[Page and application data records]
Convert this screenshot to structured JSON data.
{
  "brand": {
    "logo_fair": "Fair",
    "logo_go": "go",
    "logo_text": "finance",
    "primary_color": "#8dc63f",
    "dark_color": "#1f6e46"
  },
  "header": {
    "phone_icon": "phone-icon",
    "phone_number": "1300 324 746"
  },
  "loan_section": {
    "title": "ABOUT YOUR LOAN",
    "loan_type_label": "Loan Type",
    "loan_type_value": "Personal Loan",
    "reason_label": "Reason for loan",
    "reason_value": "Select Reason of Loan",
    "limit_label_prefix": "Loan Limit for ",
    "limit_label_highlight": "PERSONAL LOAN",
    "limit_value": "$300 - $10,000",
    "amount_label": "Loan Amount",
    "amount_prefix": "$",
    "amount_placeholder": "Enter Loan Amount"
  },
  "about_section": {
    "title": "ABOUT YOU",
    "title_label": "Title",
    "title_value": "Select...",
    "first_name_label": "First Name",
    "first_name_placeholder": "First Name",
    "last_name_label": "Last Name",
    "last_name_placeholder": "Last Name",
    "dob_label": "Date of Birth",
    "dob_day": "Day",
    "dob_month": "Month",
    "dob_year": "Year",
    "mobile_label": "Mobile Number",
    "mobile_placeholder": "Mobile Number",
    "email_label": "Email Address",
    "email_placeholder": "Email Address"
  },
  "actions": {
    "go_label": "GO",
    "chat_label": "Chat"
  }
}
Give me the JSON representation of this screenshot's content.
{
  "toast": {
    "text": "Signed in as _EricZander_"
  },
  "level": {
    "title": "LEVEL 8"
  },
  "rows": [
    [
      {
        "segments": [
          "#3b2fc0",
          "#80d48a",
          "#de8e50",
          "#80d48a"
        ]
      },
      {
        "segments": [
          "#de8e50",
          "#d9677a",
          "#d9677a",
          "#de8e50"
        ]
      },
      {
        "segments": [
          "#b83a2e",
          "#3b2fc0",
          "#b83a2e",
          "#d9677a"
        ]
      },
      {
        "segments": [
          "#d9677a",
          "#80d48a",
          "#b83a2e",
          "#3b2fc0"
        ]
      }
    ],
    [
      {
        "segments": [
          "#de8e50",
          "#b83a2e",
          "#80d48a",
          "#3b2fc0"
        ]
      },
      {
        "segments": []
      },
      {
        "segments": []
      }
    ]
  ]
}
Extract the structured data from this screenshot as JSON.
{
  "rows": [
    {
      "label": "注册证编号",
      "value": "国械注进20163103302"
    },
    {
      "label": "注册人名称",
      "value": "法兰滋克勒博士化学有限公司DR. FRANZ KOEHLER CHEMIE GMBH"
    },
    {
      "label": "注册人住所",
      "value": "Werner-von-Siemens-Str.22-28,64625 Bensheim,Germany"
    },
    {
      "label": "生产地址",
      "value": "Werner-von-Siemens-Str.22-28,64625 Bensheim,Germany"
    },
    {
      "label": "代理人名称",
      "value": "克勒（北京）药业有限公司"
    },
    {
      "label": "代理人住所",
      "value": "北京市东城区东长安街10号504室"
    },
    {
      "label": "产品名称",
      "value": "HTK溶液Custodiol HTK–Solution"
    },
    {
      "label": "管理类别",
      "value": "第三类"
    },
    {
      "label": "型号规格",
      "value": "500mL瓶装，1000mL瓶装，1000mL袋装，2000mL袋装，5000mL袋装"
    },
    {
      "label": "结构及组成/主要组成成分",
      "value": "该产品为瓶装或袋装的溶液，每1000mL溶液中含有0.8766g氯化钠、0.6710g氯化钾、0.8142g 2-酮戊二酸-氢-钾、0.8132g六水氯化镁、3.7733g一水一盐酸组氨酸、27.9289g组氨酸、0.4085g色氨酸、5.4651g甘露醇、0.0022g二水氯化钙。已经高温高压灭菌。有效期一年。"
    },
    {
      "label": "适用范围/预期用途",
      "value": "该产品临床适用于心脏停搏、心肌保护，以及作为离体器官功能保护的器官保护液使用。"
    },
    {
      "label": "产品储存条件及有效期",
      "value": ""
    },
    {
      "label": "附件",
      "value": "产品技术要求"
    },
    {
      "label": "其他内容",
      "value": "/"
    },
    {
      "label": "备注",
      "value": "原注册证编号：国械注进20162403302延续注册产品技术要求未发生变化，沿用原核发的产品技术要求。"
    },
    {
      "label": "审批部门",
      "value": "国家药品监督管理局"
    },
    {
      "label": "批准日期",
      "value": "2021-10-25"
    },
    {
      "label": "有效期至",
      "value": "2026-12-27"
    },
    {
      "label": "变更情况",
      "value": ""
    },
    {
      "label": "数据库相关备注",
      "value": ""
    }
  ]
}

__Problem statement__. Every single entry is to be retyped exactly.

__Response below__.
Convert this screenshot to structured JSON data.
{
  "brand": {
    "logo_fair": "Fair",
    "logo_go": "go",
    "logo_text": "finance",
    "primary_color": "#8dc63f",
    "dark_color": "#1f6e46"
  },
  "header": {
    "phone_icon": "phone-icon",
    "phone_number": "1300 324 746"
  },
  "loan_section": {
    "title": "ABOUT YOUR LOAN",
    "loan_type_label": "Loan Type",
    "loan_type_value": "Personal Loan",
    "reason_label": "Reason for loan",
    "reason_value": "Select Reason of Loan",
    "limit_label_prefix": "Loan Limit for ",
    "limit_label_highlight": "PERSONAL LOAN",
    "limit_value": "$300 - $10,000",
    "amount_label": "Loan Amount",
    "amount_prefix": "$",
    "amount_placeholder": "Enter Loan Amount"
  },
  "about_section": {
    "title": "ABOUT YOU",
    "title_label": "Title",
    "title_value": "Select...",
    "first_name_label": "First Name",
    "first_name_placeholder": "First Name",
    "last_name_label": "Last Name",
    "last_name_placeholder": "Last Name",
    "dob_label": "Date of Birth",
    "dob_day": "Day",
    "dob_month": "Month",
    "dob_year": "Year",
    "mobile_label": "Mobile Number",
    "mobile_placeholder": "Mobile Number",
    "email_label": "Email Address",
    "email_placeholder": "Email Address"
  },
  "actions": {
    "go_label": "GO",
    "chat_label": "Chat"
  }
}
Give me the JSON representation of this screenshot's content.
{
  "toast": {
    "text": "Signed in as _EricZander_"
  },
  "level": {
    "title": "LEVEL 8"
  },
  "rows": [
    [
      {
        "segments": [
          "#3b2fc0",
          "#80d48a",
          "#de8e50",
          "#80d48a"
        ]
      },
      {
        "segments": [
          "#de8e50",
          "#d9677a",
          "#d9677a",
          "#de8e50"
        ]
      },
      {
        "segments": [
          "#b83a2e",
          "#3b2fc0",
          "#b83a2e",
          "#d9677a"
        ]
      },
      {
        "segments": [
          "#d9677a",
          "#80d48a",
          "#b83a2e",
          "#3b2fc0"
        ]
      }
    ],
    [
      {
        "segments": [
          "#de8e50",
          "#b83a2e",
          "#80d48a",
          "#3b2fc0"
        ]
      },
      {
        "segments": []
      },
      {
        "segments": []
      }
    ]
  ]
}
Extract the structured data from this screenshot as JSON.
{
  "rows": [
    {
      "label": "注册证编号",
      "value": "国械注进20163103302"
    },
    {
      "label": "注册人名称",
      "value": "法兰滋克勒博士化学有限公司DR. FRANZ KOEHLER CHEMIE GMBH"
    },
    {
      "label": "注册人住所",
      "value": "Werner-von-Siemens-Str.22-28,64625 Bensheim,Germany"
    },
    {
      "label": "生产地址",
      "value": "Werner-von-Siemens-Str.22-28,64625 Bensheim,Germany"
    },
    {
      "label": "代理人名称",
      "value": "克勒（北京）药业有限公司"
    },
    {
      "label": "代理人住所",
      "value": "北京市东城区东长安街10号504室"
    },
    {
      "label": "产品名称",
      "value": "HTK溶液Custodiol HTK–Solution"
    },
    {
      "label": "管理类别",
      "value": "第三类"
    },
    {
      "label": "型号规格",
      "value": "500mL瓶装，1000mL瓶装，1000mL袋装，2000mL袋装，5000mL袋装"
    },
    {
      "label": "结构及组成/主要组成成分",
      "value": "该产品为瓶装或袋装的溶液，每1000mL溶液中含有0.8766g氯化钠、0.6710g氯化钾、0.8142g 2-酮戊二酸-氢-钾、0.8132g六水氯化镁、3.7733g一水一盐酸组氨酸、27.9289g组氨酸、0.4085g色氨酸、5.4651g甘露醇、0.0022g二水氯化钙。已经高温高压灭菌。有效期一年。"
    },
    {
      "label": "适用范围/预期用途",
      "value": "该产品临床适用于心脏停搏、心肌保护，以及作为离体器官功能保护的器官保护液使用。"
    },
    {
      "label": "产品储存条件及有效期",
      "value": ""
    },
    {
      "label": "附件",
      "value": "产品技术要求"
    },
    {
      "label": "其他内容",
      "value": "/"
    },
    {
      "label": "备注",
      "value": "原注册证编号：国械注进20162403302延续注册产品技术要求未发生变化，沿用原核发的产品技术要求。"
    },
    {
      "label": "审批部门",
      "value": "国家药品监督管理局"
    },
    {
      "label": "批准日期",
      "value": "2021-10-25"
    },
    {
      "label": "有效期至",
      "value": "2026-12-27"
    },
    {
      "label": "变更情况",
      "value": ""
    },
    {
      "label": "数据库相关备注",
      "value": ""
    }
  ]
}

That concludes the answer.